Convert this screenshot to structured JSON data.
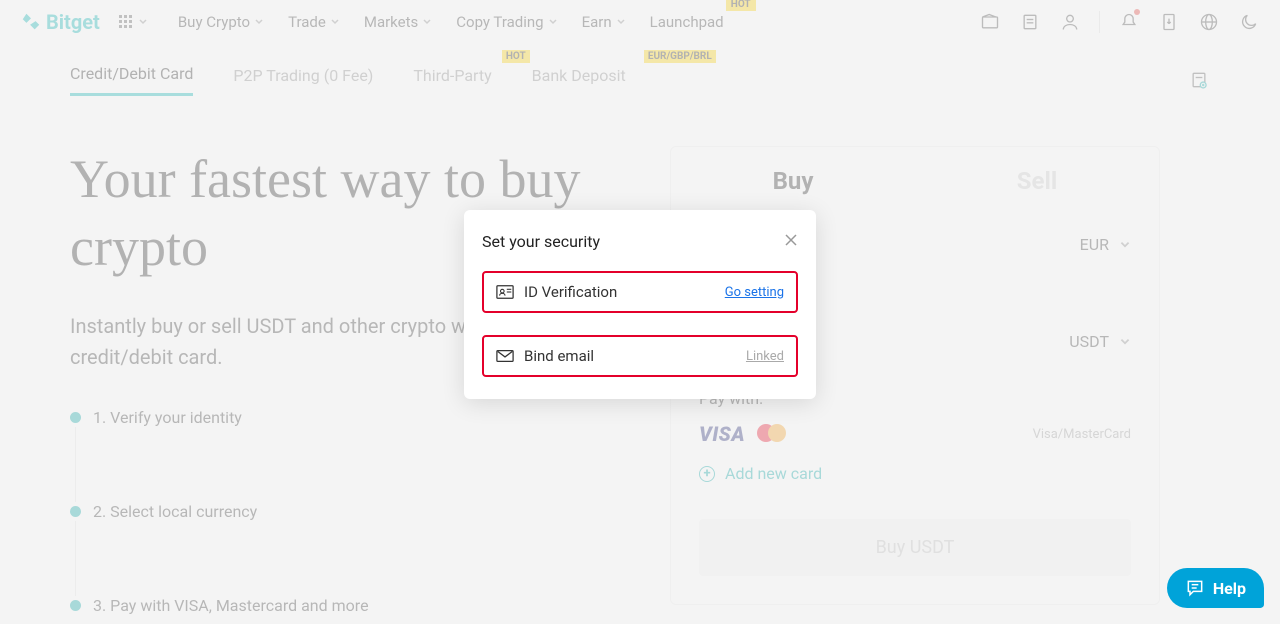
{
  "brand": "Bitget",
  "nav": {
    "items": [
      {
        "label": "Buy Crypto",
        "dropdown": true
      },
      {
        "label": "Trade",
        "dropdown": true
      },
      {
        "label": "Markets",
        "dropdown": true
      },
      {
        "label": "Copy Trading",
        "dropdown": true
      },
      {
        "label": "Earn",
        "dropdown": true
      },
      {
        "label": "Launchpad",
        "dropdown": false,
        "badge": "HOT"
      }
    ]
  },
  "subtabs": {
    "items": [
      {
        "label": "Credit/Debit Card",
        "active": true
      },
      {
        "label": "P2P Trading (0 Fee)"
      },
      {
        "label": "Third-Party",
        "tag": "HOT"
      },
      {
        "label": "Bank Deposit",
        "tag": "EUR/GBP/BRL"
      }
    ]
  },
  "hero": {
    "title": "Your fastest way to buy crypto",
    "subtitle": "Instantly buy or sell USDT and other crypto with your credit/debit card.",
    "steps": [
      "1. Verify your identity",
      "2. Select local currency",
      "3. Pay with VISA, Mastercard and more"
    ]
  },
  "panel": {
    "buy": "Buy",
    "sell": "Sell",
    "fiat": "EUR",
    "crypto": "USDT",
    "paywith": "Pay with:",
    "visa": "VISA",
    "card_label": "Visa/MasterCard",
    "addcard": "Add new card",
    "buybtn": "Buy USDT"
  },
  "modal": {
    "title": "Set your security",
    "row1_label": "ID Verification",
    "row1_action": "Go setting",
    "row2_label": "Bind email",
    "row2_status": "Linked"
  },
  "help": "Help"
}
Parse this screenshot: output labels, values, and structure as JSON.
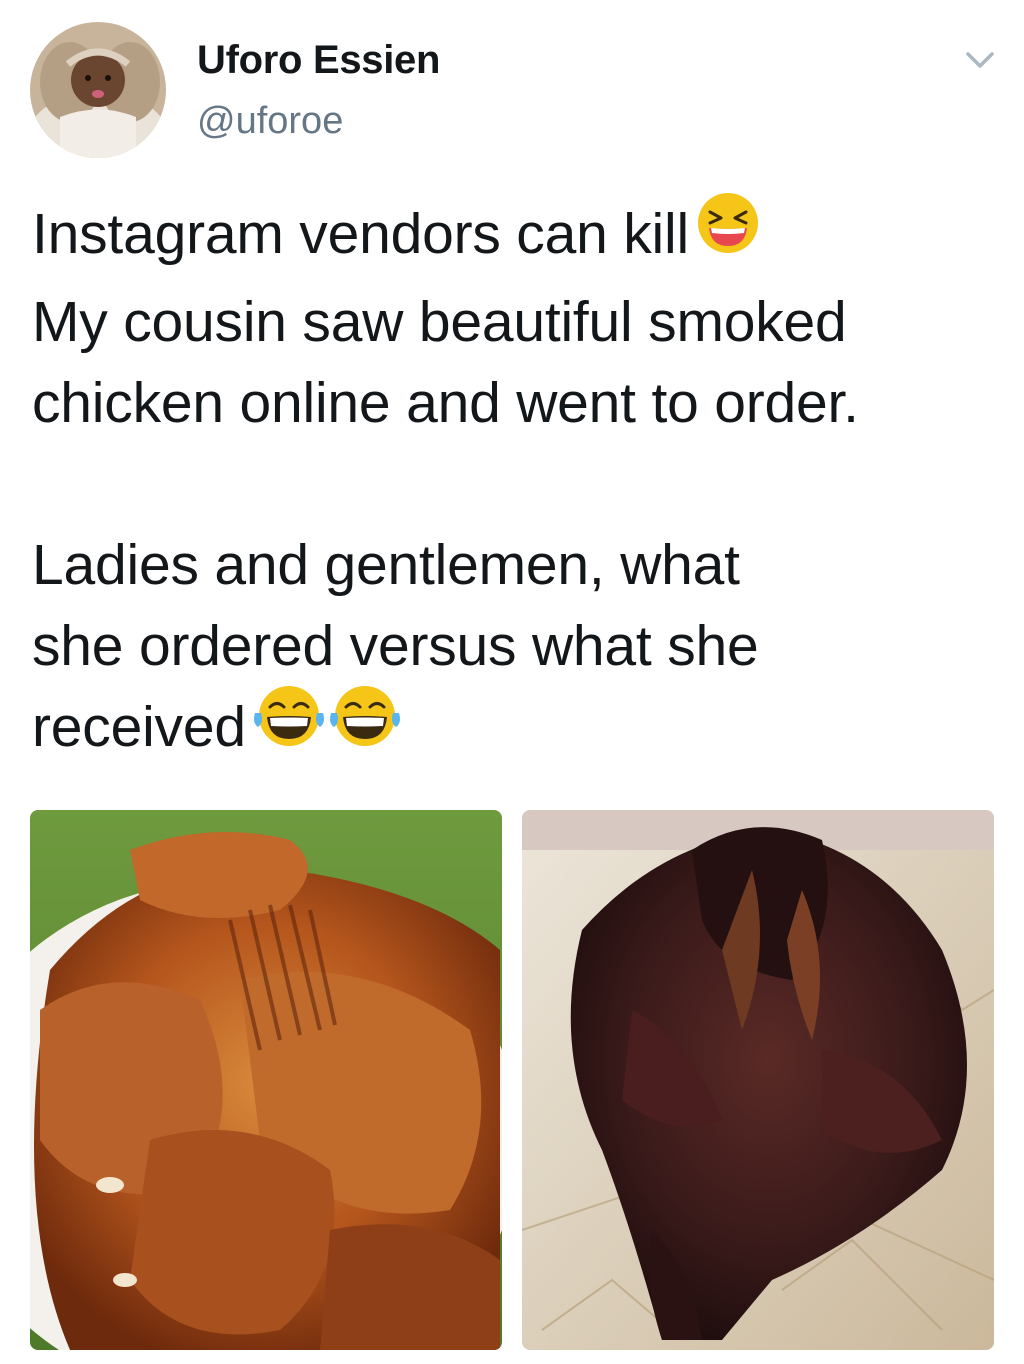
{
  "tweet": {
    "author": {
      "display_name": "Uforo Essien",
      "handle": "@uforoe"
    },
    "text": {
      "line1": "Instagram vendors can kill",
      "line2": "My cousin saw beautiful smoked",
      "line3": "chicken online and went to order.",
      "line4": "Ladies and gentlemen, what",
      "line5": "she ordered versus what she",
      "line6": "received"
    },
    "emojis": [
      "grinning-squinting-face",
      "face-with-tears-of-joy",
      "face-with-tears-of-joy"
    ],
    "colors": {
      "name": "#14171a",
      "handle": "#657786",
      "emoji": "#f5c518"
    }
  }
}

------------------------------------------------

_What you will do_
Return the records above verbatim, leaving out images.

_Output for this exercise_
Convert this screenshot to structured JSON data.
{
  "brand": "Bitget",
  "nav": {
    "items": [
      {
        "label": "Buy Crypto",
        "dropdown": true
      },
      {
        "label": "Trade",
        "dropdown": true
      },
      {
        "label": "Markets",
        "dropdown": true
      },
      {
        "label": "Copy Trading",
        "dropdown": true
      },
      {
        "label": "Earn",
        "dropdown": true
      },
      {
        "label": "Launchpad",
        "dropdown": false,
        "badge": "HOT"
      }
    ]
  },
  "subtabs": {
    "items": [
      {
        "label": "Credit/Debit Card",
        "active": true
      },
      {
        "label": "P2P Trading (0 Fee)"
      },
      {
        "label": "Third-Party",
        "tag": "HOT"
      },
      {
        "label": "Bank Deposit",
        "tag": "EUR/GBP/BRL"
      }
    ]
  },
  "hero": {
    "title": "Your fastest way to buy crypto",
    "subtitle": "Instantly buy or sell USDT and other crypto with your credit/debit card.",
    "steps": [
      "1. Verify your identity",
      "2. Select local currency",
      "3. Pay with VISA, Mastercard and more"
    ]
  },
  "panel": {
    "buy": "Buy",
    "sell": "Sell",
    "fiat": "EUR",
    "crypto": "USDT",
    "paywith": "Pay with:",
    "visa": "VISA",
    "card_label": "Visa/MasterCard",
    "addcard": "Add new card",
    "buybtn": "Buy USDT"
  },
  "modal": {
    "title": "Set your security",
    "row1_label": "ID Verification",
    "row1_action": "Go setting",
    "row2_label": "Bind email",
    "row2_status": "Linked"
  },
  "help": "Help"
}
Parse this screenshot: output labels, values, and structure as JSON.
{
  "tweet": {
    "author": {
      "display_name": "Uforo Essien",
      "handle": "@uforoe"
    },
    "text": {
      "line1": "Instagram vendors can kill",
      "line2": "My cousin saw beautiful smoked",
      "line3": "chicken online and went to order.",
      "line4": "Ladies and gentlemen, what",
      "line5": "she ordered versus what she",
      "line6": "received"
    },
    "emojis": [
      "grinning-squinting-face",
      "face-with-tears-of-joy",
      "face-with-tears-of-joy"
    ],
    "colors": {
      "name": "#14171a",
      "handle": "#657786",
      "emoji": "#f5c518"
    }
  }
}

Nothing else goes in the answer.